Ken Conca and Geoffrey D. Dabelko, Editors
ow can environmental cooperation be utilized as a strategy to bolster regional peace? A large body of scholarly research suggests that environmental degradation may catalyze various forms of intergroup violent conflict. But there is almost no systematic research on an important corollary: that environmental cooperation may also be a useful catalyst for broader processes of regional peacemaking.Yet there is a strong basis in theory to think that environmental problems can be exploited to make peace through several channels: enhancing trust, establishing habits of cooperation, lengthening the time horizons of decision-makers, forging cooperative trans-societal linkages, and creating shared regional norms and identities.

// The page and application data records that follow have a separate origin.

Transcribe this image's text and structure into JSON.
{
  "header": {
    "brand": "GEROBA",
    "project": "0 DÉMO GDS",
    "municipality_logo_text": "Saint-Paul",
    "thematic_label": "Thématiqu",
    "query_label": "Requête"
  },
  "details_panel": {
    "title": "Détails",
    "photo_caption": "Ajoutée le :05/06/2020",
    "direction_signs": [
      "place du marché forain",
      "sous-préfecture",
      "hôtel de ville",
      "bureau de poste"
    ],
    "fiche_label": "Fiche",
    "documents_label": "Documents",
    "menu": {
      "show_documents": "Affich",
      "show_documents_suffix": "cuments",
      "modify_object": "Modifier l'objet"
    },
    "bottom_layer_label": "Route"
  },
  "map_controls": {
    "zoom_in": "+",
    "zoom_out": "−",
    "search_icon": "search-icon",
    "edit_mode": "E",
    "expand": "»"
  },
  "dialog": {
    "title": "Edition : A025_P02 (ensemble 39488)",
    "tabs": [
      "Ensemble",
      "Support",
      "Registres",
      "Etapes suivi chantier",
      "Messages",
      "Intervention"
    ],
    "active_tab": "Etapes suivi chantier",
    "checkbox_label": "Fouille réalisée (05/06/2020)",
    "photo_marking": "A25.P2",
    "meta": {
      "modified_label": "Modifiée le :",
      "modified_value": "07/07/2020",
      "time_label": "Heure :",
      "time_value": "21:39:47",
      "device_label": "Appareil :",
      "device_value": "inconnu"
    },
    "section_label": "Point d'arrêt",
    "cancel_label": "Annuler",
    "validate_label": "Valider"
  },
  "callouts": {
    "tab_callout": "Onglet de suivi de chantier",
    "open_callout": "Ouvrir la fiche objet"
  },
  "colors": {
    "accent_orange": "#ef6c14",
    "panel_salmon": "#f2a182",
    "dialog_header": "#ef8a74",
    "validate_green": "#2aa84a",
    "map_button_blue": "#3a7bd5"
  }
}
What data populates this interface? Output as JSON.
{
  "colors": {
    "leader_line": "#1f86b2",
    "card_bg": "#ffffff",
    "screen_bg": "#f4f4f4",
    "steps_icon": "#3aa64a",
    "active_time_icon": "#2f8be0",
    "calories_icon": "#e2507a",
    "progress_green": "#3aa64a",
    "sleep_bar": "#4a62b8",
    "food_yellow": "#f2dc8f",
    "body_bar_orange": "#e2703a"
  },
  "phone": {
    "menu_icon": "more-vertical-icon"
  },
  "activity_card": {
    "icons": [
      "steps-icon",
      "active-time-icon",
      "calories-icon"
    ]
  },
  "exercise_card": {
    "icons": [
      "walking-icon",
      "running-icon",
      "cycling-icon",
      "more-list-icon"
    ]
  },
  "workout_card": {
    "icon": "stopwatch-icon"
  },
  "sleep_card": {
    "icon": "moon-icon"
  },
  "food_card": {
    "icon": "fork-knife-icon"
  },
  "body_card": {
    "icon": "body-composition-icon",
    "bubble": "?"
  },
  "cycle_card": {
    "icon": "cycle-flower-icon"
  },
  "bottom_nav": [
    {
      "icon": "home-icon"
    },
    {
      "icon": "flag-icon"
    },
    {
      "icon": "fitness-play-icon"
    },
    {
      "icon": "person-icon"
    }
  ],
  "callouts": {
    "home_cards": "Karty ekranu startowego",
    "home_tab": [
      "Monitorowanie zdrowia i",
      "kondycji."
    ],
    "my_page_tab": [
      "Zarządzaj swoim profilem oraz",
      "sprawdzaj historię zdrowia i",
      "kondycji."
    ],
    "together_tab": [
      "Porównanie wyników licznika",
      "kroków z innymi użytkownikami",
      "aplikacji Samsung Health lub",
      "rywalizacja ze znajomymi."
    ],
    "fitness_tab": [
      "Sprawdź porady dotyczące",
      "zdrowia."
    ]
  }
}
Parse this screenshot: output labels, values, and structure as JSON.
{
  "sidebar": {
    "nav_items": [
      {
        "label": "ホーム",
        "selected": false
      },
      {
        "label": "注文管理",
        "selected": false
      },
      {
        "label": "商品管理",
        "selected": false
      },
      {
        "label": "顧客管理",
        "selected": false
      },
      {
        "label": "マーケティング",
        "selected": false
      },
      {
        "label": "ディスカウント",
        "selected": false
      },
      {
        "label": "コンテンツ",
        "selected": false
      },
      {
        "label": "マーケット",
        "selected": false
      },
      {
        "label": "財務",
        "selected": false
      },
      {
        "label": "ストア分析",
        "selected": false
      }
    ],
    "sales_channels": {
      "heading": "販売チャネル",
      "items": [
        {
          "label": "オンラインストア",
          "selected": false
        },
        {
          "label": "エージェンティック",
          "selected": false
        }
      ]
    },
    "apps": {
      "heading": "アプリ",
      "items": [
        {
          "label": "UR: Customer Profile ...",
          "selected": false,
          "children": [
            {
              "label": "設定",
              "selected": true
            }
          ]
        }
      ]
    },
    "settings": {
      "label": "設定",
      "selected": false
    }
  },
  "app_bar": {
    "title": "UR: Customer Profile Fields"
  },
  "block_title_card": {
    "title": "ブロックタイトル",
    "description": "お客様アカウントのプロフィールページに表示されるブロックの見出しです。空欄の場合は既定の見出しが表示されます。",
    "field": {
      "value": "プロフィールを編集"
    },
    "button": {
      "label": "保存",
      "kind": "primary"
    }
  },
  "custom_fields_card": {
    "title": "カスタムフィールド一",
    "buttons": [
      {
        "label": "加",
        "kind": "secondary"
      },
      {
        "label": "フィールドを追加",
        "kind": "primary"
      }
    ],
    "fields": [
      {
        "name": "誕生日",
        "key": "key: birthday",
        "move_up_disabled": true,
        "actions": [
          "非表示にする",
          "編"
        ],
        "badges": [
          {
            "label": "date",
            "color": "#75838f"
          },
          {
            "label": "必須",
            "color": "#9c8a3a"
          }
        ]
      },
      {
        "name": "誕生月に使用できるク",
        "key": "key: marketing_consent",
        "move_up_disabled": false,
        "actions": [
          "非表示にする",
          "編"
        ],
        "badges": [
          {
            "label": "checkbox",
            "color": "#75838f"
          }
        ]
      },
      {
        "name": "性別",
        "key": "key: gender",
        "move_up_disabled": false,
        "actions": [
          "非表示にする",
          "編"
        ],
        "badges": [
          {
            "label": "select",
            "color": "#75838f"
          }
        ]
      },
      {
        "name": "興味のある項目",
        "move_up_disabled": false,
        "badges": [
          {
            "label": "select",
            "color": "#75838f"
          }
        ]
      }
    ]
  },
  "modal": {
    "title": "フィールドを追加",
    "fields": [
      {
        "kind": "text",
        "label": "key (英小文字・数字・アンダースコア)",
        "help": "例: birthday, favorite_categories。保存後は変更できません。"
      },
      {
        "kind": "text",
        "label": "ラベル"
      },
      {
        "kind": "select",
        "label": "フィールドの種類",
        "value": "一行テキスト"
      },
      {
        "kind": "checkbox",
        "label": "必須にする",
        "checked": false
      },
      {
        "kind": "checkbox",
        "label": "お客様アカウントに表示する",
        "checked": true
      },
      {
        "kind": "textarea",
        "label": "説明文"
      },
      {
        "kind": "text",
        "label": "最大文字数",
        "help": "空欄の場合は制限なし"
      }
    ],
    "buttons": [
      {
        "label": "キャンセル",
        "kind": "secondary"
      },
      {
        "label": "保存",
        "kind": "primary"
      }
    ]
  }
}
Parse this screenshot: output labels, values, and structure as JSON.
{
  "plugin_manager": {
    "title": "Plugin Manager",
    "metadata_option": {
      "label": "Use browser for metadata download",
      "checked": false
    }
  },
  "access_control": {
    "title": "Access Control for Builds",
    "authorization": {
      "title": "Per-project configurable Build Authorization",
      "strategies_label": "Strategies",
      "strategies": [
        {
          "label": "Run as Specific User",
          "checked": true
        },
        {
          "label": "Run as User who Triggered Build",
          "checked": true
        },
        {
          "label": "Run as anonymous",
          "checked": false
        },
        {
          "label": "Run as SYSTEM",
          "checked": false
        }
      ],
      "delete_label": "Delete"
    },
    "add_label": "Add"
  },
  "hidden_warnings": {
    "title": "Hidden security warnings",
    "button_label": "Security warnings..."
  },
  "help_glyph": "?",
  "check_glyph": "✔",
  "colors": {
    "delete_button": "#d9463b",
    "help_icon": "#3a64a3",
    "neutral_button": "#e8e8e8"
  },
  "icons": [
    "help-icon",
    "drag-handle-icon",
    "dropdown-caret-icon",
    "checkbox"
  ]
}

We have little knowledge of how to tailor environmental cooperation initiatives to speak specifically to the problem of violence. Even more importantly, we may be missing powerful peacemaking opportunities in the environmental domain that extend beyond the narrow realm of ecologically induced conflict.We know that international environmental cooperation can yield welfare gains. But can it also yield benefits in the form of reduced international tensions or a lesser likelihood of violent conflict? Such benefits could be a potentially powerful stimulus to environmental cooperation, at a time when such a stimulus is badly needed. —Ken Conca, “The Case for Environmental Peacemaking” Environmental Peacemaking examines the case for environmental peacemaking by comparing progress, prospects, and problems related to environmental peacemaking initiatives in six regions. Although the regions vary dramatically in terms of scale, interdependencies, history, and the essence of insecurities, each is marked by a highly fluid security order—creating potential space for environmental cooperation to have a catalytic effect on peacemaking. Among the volume’s key findings: that substantial potential for environmental peacemaking exists in most regions; that there can be substantial tensions between (a) narrower efforts to improve the strategic climate among mistrustful governments, and (b) broader transsocietal efforts to build environmental peace; and that the effects of environmental peacemaking initiatives are highly sensitive to the institutional form of cooperative activities. Table of Contents 1. The Case for Environmental Peacemaking Ken Conca, University of Maryland 2. Environmental Cooperation and Regional Peace: Baltic Politics, Programs, and Prospects Stacy D.VanDeveer, University of New Hampshire 3. Environmental Cooperation in South Asia Ashok Swain, Uppsala University 4. The Promises and Pitfalls of Environmental Peacemaking in the Aral Sea Basin Erika Weinthal,Tel Aviv University 5. Environmental Cooperation for Regional Peace and Security in Southern Africa Larry A. Swatuk, University of the Western Cape 6. Beyond Reciprocity: Governance and Cooperation in the Caspian Sea Douglas W Blum, Providence College . 7. Water Cooperation in the U.S.-Mexico Border Region Pamela M. Doughman, University of Maryland 8. Conclusion: The Problems and Possibilities of Environmental Peacemaking Ken Conca, University of Maryland and Geoffrey D. Dabelko, Woodrow Wilson Center Environmental Peacemaking is a product of a series of meetings sponsored by the Environmental Change and Security Project of the Woodrow Wilson International Center for Scholars and the Harrison Program on the Future Global Agenda of the University of Maryland. For more information, contact the co-editors Ken Conca at or Geoff Dabelko at